The task ▸ Every line of the records below that holds the word "screenshot" belongs in the answer.

Records for this task ▸

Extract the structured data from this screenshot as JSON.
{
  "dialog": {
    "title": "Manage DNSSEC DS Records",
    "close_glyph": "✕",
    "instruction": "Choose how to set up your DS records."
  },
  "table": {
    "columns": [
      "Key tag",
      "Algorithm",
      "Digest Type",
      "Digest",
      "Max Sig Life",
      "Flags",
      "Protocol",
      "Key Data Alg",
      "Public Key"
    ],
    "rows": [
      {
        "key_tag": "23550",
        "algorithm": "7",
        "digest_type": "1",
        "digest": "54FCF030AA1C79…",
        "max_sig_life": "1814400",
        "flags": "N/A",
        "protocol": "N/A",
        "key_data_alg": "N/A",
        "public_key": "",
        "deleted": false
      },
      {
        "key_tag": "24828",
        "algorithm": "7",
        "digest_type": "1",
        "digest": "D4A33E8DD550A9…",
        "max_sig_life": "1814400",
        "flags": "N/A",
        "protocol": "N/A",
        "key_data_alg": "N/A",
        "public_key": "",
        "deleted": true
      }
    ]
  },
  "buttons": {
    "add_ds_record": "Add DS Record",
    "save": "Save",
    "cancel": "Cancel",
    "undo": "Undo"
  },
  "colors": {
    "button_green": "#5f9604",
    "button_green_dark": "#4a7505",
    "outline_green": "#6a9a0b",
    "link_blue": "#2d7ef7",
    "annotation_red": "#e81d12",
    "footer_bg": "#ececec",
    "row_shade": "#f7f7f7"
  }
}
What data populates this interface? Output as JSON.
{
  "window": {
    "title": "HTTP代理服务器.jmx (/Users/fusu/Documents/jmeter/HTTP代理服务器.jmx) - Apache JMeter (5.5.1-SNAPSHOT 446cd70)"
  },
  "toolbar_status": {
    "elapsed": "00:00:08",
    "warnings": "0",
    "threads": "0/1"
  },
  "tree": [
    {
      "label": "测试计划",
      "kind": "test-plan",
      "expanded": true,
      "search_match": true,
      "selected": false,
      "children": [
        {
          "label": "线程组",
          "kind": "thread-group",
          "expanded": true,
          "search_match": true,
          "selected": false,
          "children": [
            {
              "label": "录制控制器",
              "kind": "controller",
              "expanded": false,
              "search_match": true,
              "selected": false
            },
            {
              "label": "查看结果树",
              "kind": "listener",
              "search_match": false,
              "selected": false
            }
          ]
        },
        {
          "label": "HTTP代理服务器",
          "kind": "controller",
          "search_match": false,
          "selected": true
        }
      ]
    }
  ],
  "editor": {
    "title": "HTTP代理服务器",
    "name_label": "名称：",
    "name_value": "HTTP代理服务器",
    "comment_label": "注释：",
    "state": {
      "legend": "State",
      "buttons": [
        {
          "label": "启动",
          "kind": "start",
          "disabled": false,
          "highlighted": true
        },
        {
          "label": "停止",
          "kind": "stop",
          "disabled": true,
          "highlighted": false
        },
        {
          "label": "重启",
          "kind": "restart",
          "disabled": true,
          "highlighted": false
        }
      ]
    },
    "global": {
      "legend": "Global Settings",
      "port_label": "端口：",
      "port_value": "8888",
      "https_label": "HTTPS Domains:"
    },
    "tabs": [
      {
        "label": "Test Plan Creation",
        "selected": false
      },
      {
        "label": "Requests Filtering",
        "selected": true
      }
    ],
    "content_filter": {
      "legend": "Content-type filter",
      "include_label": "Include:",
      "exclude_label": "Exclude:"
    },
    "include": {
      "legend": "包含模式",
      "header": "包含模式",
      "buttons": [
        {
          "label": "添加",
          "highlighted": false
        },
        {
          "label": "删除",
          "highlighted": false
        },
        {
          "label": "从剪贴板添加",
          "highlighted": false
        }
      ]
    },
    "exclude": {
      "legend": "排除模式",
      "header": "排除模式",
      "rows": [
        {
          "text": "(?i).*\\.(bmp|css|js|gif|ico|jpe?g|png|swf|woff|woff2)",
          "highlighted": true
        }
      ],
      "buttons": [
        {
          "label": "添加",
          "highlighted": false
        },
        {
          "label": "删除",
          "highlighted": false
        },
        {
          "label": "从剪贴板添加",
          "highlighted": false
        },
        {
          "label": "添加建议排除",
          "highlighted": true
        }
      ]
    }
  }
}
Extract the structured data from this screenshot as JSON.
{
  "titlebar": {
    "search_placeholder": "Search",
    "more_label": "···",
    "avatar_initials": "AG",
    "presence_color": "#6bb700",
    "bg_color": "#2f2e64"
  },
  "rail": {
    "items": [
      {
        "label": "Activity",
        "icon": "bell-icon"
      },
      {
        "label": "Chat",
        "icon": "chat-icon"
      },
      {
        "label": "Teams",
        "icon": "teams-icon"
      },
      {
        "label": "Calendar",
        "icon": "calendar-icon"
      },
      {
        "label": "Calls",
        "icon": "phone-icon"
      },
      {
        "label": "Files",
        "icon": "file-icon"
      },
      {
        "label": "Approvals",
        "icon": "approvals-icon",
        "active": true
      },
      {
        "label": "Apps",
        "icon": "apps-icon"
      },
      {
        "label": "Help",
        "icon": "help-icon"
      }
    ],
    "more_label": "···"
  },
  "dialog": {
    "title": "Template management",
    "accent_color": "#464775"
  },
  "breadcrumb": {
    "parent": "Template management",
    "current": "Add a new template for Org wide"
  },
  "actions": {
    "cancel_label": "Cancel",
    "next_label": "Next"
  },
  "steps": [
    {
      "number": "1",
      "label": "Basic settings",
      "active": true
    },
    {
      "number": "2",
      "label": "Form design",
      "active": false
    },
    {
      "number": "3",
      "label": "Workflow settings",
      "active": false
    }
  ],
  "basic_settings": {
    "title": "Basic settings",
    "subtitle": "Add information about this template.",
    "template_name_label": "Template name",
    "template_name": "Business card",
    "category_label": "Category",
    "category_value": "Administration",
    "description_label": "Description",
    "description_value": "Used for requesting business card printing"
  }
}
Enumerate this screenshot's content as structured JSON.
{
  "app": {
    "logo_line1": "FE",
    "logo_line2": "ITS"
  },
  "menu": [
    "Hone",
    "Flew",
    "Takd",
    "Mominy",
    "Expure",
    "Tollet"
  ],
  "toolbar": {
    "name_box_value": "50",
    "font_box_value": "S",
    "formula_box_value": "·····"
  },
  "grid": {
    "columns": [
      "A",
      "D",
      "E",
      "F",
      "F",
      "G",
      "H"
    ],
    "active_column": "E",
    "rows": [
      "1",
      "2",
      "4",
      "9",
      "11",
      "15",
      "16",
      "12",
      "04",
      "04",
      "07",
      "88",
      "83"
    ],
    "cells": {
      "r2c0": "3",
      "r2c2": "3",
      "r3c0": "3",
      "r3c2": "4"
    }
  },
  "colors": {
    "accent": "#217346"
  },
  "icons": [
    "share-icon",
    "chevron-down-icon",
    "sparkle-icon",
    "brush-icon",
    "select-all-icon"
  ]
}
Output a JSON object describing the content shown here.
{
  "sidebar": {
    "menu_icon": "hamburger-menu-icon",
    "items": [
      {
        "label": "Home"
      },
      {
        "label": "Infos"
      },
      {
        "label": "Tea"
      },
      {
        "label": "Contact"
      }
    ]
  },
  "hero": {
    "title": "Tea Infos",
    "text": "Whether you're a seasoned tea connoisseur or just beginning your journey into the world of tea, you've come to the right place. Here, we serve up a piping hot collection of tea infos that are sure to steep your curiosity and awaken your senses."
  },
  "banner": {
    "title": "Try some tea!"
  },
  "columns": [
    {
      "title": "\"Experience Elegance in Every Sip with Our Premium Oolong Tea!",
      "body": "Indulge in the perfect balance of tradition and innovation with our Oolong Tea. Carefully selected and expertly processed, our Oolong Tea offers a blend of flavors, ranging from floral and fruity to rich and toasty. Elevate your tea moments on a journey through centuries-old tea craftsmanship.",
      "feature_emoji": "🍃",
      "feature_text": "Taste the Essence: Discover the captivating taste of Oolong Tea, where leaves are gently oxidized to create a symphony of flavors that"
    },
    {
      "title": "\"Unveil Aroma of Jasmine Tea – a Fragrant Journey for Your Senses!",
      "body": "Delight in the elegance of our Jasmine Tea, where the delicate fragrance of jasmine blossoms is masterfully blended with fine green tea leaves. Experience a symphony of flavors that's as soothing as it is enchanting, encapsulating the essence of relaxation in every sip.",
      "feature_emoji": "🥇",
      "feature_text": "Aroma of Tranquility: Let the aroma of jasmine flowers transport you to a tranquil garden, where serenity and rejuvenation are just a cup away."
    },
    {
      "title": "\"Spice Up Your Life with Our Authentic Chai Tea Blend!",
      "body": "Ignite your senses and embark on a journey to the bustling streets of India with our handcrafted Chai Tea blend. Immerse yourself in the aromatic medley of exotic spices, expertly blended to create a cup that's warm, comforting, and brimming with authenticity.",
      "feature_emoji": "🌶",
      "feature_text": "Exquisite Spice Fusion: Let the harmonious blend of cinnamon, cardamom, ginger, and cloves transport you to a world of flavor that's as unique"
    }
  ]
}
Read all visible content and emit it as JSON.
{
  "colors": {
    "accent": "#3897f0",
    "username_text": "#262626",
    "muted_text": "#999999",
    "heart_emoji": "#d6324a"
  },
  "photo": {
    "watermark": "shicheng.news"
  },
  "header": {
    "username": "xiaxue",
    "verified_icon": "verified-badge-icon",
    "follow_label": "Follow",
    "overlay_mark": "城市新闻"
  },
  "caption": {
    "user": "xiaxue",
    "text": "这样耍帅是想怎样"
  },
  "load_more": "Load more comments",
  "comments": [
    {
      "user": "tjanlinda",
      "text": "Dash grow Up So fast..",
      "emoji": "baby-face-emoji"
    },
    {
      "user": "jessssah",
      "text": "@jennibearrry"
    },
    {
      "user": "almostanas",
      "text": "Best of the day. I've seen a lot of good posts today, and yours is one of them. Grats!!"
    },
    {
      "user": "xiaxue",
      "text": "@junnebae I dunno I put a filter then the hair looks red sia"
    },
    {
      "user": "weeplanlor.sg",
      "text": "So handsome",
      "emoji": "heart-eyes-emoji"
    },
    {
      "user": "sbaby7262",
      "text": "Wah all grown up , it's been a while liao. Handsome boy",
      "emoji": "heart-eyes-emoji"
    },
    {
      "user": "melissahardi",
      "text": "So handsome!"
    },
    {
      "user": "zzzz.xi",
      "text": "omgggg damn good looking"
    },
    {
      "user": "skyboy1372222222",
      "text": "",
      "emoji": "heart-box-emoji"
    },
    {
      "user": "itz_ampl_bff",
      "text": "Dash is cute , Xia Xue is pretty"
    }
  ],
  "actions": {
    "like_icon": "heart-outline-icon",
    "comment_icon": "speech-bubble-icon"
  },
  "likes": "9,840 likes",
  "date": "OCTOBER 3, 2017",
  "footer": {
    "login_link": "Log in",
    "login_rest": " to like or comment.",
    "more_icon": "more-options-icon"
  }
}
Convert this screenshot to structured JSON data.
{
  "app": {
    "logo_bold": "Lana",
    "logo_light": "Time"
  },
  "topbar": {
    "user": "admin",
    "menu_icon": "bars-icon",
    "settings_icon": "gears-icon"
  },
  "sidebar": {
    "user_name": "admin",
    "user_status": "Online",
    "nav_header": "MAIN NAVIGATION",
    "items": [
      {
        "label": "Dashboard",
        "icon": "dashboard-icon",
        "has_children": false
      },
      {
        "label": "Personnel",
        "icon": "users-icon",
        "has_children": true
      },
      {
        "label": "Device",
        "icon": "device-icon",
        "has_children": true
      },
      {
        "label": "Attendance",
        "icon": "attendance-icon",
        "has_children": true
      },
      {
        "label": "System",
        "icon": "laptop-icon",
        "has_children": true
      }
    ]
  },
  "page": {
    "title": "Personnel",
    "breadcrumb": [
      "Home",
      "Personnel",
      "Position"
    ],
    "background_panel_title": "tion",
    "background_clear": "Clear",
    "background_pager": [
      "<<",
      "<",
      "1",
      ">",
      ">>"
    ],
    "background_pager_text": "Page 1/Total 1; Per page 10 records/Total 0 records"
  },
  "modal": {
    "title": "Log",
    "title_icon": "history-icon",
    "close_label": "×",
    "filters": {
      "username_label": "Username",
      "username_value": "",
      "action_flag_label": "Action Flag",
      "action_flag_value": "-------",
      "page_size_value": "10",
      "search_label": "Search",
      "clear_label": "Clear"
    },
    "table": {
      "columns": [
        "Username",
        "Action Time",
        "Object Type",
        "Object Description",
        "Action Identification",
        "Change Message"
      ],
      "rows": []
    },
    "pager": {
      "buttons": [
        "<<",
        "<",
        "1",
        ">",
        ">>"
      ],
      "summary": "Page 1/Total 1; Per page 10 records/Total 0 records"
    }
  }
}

Answer below ▸
Extract the structured data from this screenshot as JSON.
Extract the structured data from this screenshot as JSON.
Enumerate this screenshot's content as structured JSON.
Convert this screenshot to structured JSON data.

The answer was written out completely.